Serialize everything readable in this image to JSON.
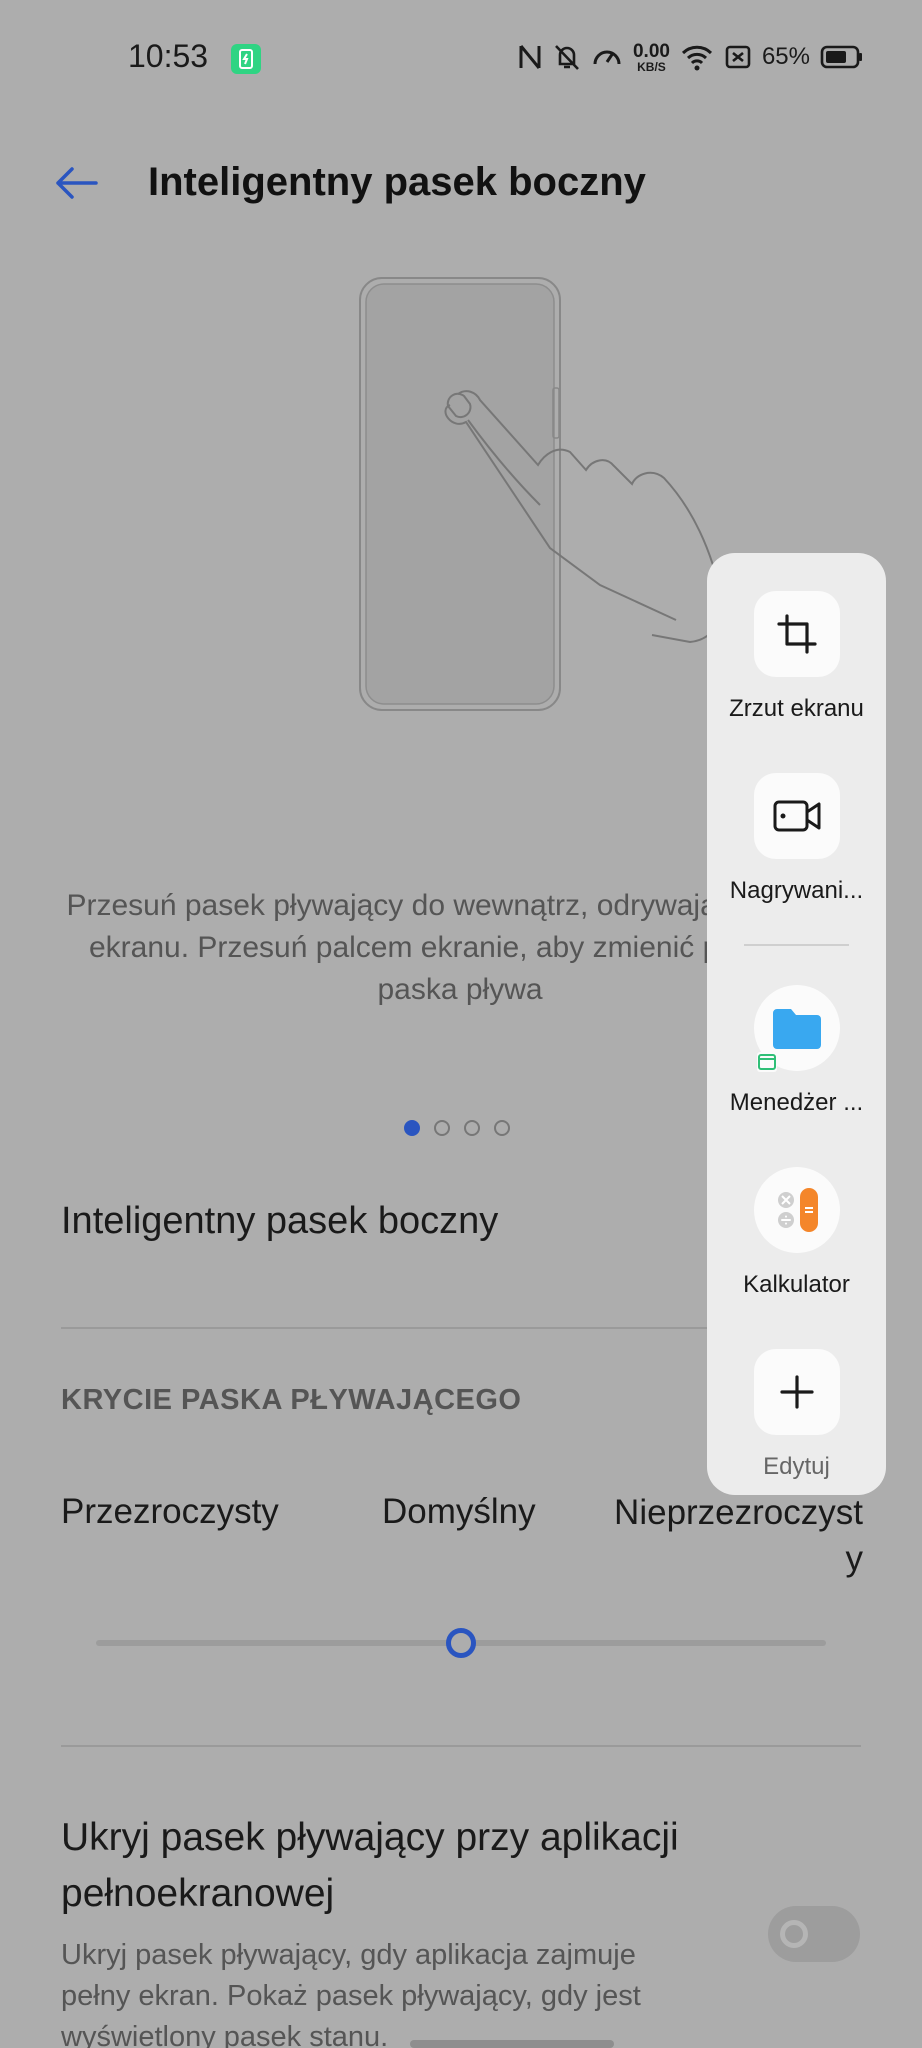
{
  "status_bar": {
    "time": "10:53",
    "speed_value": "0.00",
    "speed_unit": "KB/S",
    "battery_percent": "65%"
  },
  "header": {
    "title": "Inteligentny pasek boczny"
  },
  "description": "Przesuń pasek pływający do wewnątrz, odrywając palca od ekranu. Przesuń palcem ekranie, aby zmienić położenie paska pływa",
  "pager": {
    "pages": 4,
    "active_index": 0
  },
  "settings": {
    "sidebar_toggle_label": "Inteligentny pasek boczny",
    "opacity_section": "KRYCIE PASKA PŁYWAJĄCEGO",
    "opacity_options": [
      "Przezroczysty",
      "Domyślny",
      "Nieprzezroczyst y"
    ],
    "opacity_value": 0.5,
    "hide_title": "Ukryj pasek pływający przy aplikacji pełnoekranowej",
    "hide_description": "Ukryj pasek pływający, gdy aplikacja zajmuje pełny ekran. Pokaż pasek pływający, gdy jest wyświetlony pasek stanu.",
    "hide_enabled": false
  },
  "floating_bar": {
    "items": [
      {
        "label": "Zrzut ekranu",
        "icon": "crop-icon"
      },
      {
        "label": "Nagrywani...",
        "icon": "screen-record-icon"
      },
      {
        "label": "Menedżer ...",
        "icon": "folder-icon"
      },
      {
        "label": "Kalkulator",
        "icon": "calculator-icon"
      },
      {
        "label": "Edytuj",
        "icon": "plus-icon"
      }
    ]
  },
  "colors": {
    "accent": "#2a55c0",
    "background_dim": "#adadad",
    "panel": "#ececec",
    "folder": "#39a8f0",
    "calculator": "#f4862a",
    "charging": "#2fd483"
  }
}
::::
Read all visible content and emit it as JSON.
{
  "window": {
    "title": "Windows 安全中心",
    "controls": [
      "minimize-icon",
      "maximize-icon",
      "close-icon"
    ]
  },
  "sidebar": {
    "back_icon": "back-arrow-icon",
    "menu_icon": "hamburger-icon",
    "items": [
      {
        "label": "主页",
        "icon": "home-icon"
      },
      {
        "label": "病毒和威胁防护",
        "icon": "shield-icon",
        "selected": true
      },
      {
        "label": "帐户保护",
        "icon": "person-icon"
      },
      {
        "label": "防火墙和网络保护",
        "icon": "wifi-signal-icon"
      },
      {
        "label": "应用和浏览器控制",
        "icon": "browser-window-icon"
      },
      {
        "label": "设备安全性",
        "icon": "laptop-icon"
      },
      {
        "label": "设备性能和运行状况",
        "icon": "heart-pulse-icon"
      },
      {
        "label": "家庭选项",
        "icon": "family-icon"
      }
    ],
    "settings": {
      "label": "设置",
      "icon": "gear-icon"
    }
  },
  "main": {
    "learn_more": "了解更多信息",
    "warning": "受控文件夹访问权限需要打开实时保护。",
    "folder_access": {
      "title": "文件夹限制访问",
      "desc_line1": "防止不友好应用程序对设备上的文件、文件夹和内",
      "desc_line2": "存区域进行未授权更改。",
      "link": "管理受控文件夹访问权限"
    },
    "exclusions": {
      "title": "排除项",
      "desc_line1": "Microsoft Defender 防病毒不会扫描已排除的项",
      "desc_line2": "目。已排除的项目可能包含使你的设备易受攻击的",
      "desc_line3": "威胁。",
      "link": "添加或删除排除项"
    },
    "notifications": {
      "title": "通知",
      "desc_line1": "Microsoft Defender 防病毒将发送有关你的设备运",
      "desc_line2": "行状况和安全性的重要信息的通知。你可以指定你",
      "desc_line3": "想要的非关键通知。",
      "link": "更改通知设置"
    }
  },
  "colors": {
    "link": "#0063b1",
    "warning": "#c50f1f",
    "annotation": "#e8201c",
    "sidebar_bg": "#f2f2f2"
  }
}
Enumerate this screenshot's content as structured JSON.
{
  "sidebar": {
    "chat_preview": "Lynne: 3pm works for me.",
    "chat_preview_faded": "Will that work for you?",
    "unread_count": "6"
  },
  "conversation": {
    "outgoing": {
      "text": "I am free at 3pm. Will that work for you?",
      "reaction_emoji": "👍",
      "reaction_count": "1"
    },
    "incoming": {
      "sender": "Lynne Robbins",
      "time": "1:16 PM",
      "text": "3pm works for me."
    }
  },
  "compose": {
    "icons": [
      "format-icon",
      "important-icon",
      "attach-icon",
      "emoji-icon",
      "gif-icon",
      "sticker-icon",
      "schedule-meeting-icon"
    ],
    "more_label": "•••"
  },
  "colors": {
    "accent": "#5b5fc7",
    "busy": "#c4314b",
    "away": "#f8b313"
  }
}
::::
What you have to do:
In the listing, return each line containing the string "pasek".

Answer:
    "title": "Inteligentny pasek boczny"
  "description": "Przesuń pasek pływający do wewnątrz, odrywając palca od ekranu. Przesuń palcem ekranie, aby zmienić położenie paska pływa",
    "sidebar_toggle_label": "Inteligentny pasek boczny",
    "hide_title": "Ukryj pasek pływający przy aplikacji pełnoekranowej",
    "hide_description": "Ukryj pasek pływający, gdy aplikacja zajmuje pełny ekran. Pokaż pasek pływający, gdy jest wyświetlony pasek stanu.",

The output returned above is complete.